In 1973, CIA director Richard Helms deceived the Senate Foreign Relations Committee, refusing to acknowledge the role of the CIA in overthrowing the elected government in Chile. Helms falsely testified that the CIA had not passed money to the opposition movement in Chile, and a grand jury was called to see if Helms should be indicted for perjury.
In 1977, the Justice Department brought a lesser charge against Helms, who pleaded nolo contendere; he was fined $2,000 and given a suspended two-year prison sentence. Helms went from the courthouse to the CIA where he was given a hero's welcome and a gift of $2,000 to cover the fine. It was one of the saddest experiences in my 24 years at CIA.
In the new Ford administration, Secretary of State Kissinger, Secretary of Defense Rumsfeld, and White House chief of staff Cheney orchestrated phony intelligence for the Congress in order to get an endorsement for covert arms shipments to anti-government forces in Angola.
The CIA lied to Senator Dick Clark, the chairman of the Senate Foreign Relations Committee, who was a critic of the Agency's illegal collaborations with the government of South Africa against Angola and Mozambique. Agency briefers exaggerated the classification of their materials so that Senate and House members could not publicize this information. Agency shields of secrecy and falsehood were extremely effective.
In the 1980s, CIA director William Casey and his deputy, Bob Gates, consistently lied to the congressional oversight committees about their knowledge of Iran-contra. Senator Daniel Moynihan (D-NY) believed that Casey and Gates were running a disinformation campaign against the Senate intelligence committee. Casey even managed to alienate Senator Barry Goldwater (R-AZ), a pro-intelligence, conservative senator who typically walked through barbed wire for the CIA. . .
Throughout the 1980s and the early 1990s, Aldrich Ames performed as the most destructive traitor in the history of the CIA, but CIA directors Gates, William Webster, and Jim Woolsey failed to inform the congressional oversight committees of the serious counter-intelligence problems that had been created.
In the late 1980s, the CIA concealed from the Congress that Saddam Hussein was diverting U.S. farm credits through an Atlanta bank to pay for nuclear technology and sophisticated weapons. The chairman of the Senate and House intelligence committees, Senator Dennis DeConcini (D-AZ) and Representative Dan Glickman (D-KS) respectively, were furious with the deception tactics of CIA briefers.
The greatest CIA disinformation campaign in the congress took place in 2002-2003, when CIA director George Tenet and his deputy, John McLaughlin, consistently lied about Iraqi training for al Qaeda members on chemical and biological weapons as well as the existence of mobile labs to manufacture such weapons. . .
More recently, Rep. Peter Hoekstra (R-MI), the ranking minority member of the House intelligence committee, documented the dissembling of the CIA to cover-up the Agency's involvement in a drug interdiction program in Peru that led to the loss of innocent lives.

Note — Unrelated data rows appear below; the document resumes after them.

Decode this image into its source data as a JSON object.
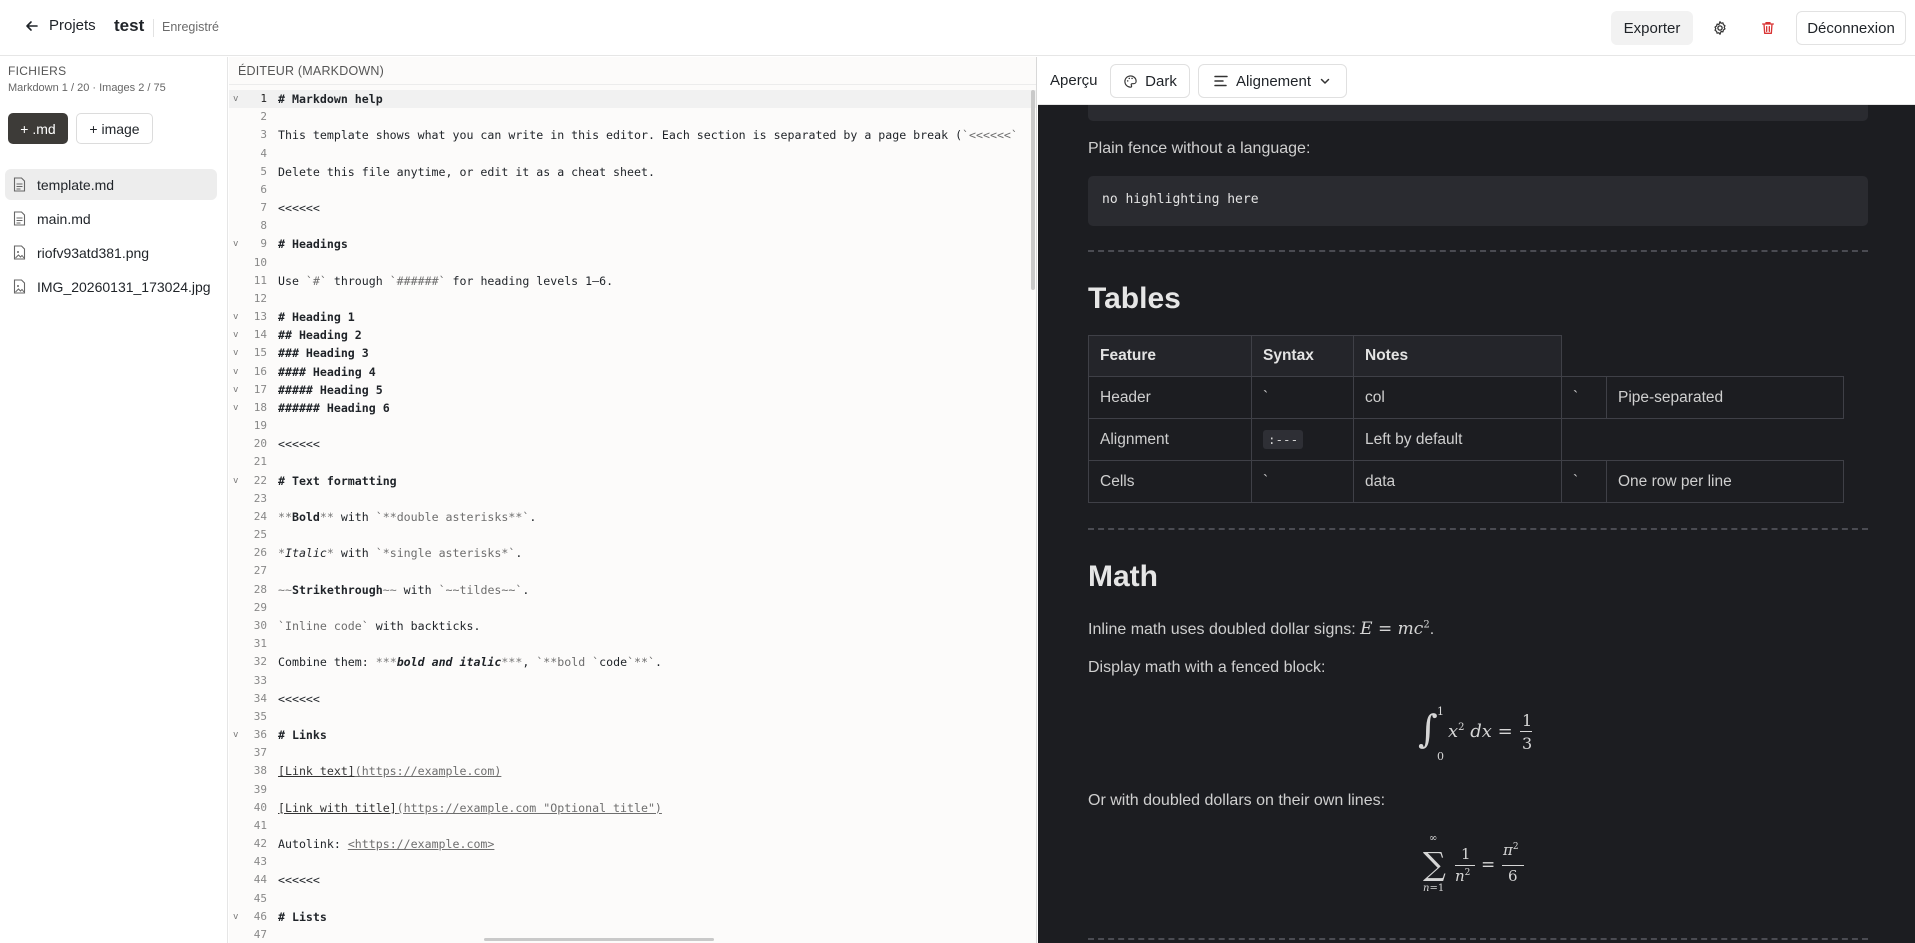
{
  "topbar": {
    "back_label": "Projets",
    "project_name": "test",
    "save_status": "Enregistré",
    "export_label": "Exporter",
    "logout_label": "Déconnexion"
  },
  "sidebar": {
    "title": "FICHIERS",
    "stats": "Markdown 1 / 20 · Images 2 / 75",
    "add_md_label": "+ .md",
    "add_image_label": "+ image",
    "files": [
      {
        "name": "template.md",
        "type": "md",
        "active": true
      },
      {
        "name": "main.md",
        "type": "md",
        "active": false
      },
      {
        "name": "riofv93atd381.png",
        "type": "image",
        "active": false
      },
      {
        "name": "IMG_20260131_173024.jpg",
        "type": "image",
        "active": false
      }
    ]
  },
  "editor": {
    "title": "ÉDITEUR (MARKDOWN)",
    "lines": [
      "# Markdown help",
      "",
      "This template shows what you can write in this editor. Each section is separated by a page break (`<<<<<<`",
      "",
      "Delete this file anytime, or edit it as a cheat sheet.",
      "",
      "<<<<<<",
      "",
      "# Headings",
      "",
      "Use `#` through `######` for heading levels 1–6.",
      "",
      "# Heading 1",
      "## Heading 2",
      "### Heading 3",
      "#### Heading 4",
      "##### Heading 5",
      "###### Heading 6",
      "",
      "<<<<<<",
      "",
      "# Text formatting",
      "",
      "**Bold** with `**double asterisks**`.",
      "",
      "*Italic* with `*single asterisks*`.",
      "",
      "~~Strikethrough~~ with `~~tildes~~`.",
      "",
      "`Inline code` with backticks.",
      "",
      "Combine them: ***bold and italic***, `**bold `code`**`.",
      "",
      "<<<<<<",
      "",
      "# Links",
      "",
      "[Link text](https://example.com)",
      "",
      "[Link with title](https://example.com \"Optional title\")",
      "",
      "Autolink: <https://example.com>",
      "",
      "<<<<<<",
      "",
      "# Lists",
      ""
    ]
  },
  "preview": {
    "label": "Aperçu",
    "theme_label": "Dark",
    "align_label": "Alignement",
    "plain_fence_text": "Plain fence without a language:",
    "plain_fence_code": "no highlighting here",
    "tables_heading": "Tables",
    "table": {
      "headers": [
        "Feature",
        "Syntax",
        "Notes"
      ],
      "rows": [
        [
          "Header",
          "`",
          "col",
          "`",
          "Pipe-separated"
        ],
        [
          "Alignment",
          ":---",
          "Left by default"
        ],
        [
          "Cells",
          "`",
          "data",
          "`",
          "One row per line"
        ]
      ]
    },
    "math_heading": "Math",
    "math_inline_text": "Inline math uses doubled dollar signs:",
    "math_display_text": "Display math with a fenced block:",
    "math_or_text": "Or with doubled dollars on their own lines:"
  }
}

Hoekstra accused CIA director Tenet with misleading the Congress. . .